Until Lincoln Ristorante—which was recently awarded a Michelin star—opened in the shadows of Lincoln Center three years ago, classical music fans were deprived of spot-on modern Italian cooking within spitting distance of the performance. Now, pre-ballet Negronis and pristine pastas at Lincoln are mainstays of their evening ritual.
The two-story building, with its green roof and glass façade overlooking throngs of arts revelers, is as noteworthy for its architecture as it is for the presence of executive chef Jonathan Benno. Since leaving his prestigious six-year post at Per Se, where he was Thomas Keller’s handpicked chef de cuisine, Benno carved out his own lane here, meticulously crafting dishes like squid ink spaghetti with Florida shrimp, San Marzano tomatoes, Calabrian chile, mint, and bread crumbs using farmers’ market ingredients—and proving that dining in a convenient location can be a refined, transcendent experience.
Lincoln is the manifestation of Benno’s culinary dreams, fueled by a childhood that exposed him to pure, simple pleasures, like freshly plucked tomatoes dusted with salt. “I grew up in rural Connecticut, surrounded by farms. We had a big garden,” he says over the phone just before a hectic lunch service begins. His grandmother, the primary cook in the family, also inspired Benno: “I was lucky to grow up in a family where we sat down to dinner at 5:30, all the way until my teens, when of course I didn’t want to be home.”

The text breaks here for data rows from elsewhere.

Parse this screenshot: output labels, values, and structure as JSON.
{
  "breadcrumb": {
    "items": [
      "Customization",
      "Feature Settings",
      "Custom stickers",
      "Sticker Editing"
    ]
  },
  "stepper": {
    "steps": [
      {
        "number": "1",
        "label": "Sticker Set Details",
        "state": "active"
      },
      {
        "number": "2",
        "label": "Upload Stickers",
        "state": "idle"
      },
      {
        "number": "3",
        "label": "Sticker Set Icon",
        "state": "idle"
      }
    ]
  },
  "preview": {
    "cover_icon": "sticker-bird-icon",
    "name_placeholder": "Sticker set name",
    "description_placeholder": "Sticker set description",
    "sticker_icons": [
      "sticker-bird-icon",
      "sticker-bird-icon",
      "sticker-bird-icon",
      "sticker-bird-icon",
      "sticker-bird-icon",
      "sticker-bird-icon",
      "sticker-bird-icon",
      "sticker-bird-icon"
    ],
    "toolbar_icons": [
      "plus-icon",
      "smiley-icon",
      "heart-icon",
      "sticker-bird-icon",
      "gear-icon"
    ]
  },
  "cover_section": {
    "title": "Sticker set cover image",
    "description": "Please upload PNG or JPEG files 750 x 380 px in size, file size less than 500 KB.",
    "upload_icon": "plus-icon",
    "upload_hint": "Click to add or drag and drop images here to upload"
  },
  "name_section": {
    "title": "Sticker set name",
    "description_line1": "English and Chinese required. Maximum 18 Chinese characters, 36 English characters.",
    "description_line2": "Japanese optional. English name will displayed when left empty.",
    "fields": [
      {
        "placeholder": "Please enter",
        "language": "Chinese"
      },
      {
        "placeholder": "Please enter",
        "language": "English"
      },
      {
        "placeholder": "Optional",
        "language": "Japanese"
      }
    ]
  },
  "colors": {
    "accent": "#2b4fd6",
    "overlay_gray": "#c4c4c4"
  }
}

At 15, Benno launched a life in the kitchen by washing dishes at the now-shuttered Oxford House in Connecticut. Three years later he was an eager line cook in Hawaii, where his desire to become a chef crystalized. As a student at the Culinary Institute of America, he landed an externship at the Greenbrier resort in West Virginia and worked at the Mayflower Inn and Spa, in his home state, under the tutelage of John Farnsworth. “My dad was a carpenter and like a young apprentice looks up to a master, John was a tremendous teacher,” he recalls.
What unfurled afterwards reads just as impressively: Michael Mina’s Aqua in San Francisco, the French Laundry under Thomas Keller, and then—after clamoring for a New York run—Daniel, Les Célébrités in the Essex House, Gramercy Tavern, Craft, and Per Se, where he was renowned for executing Keller’s vision while creating dishes that were distinctly his.
“I made good choices, had a bit of luck, and I worked for some great people,” he says of his notable career thus far. From homemade pie to the joys of luxe solo dining (even when you don’t know how you’re going to pay for it), here are 10 meals that have stuck with Benno through his celebrated life in food.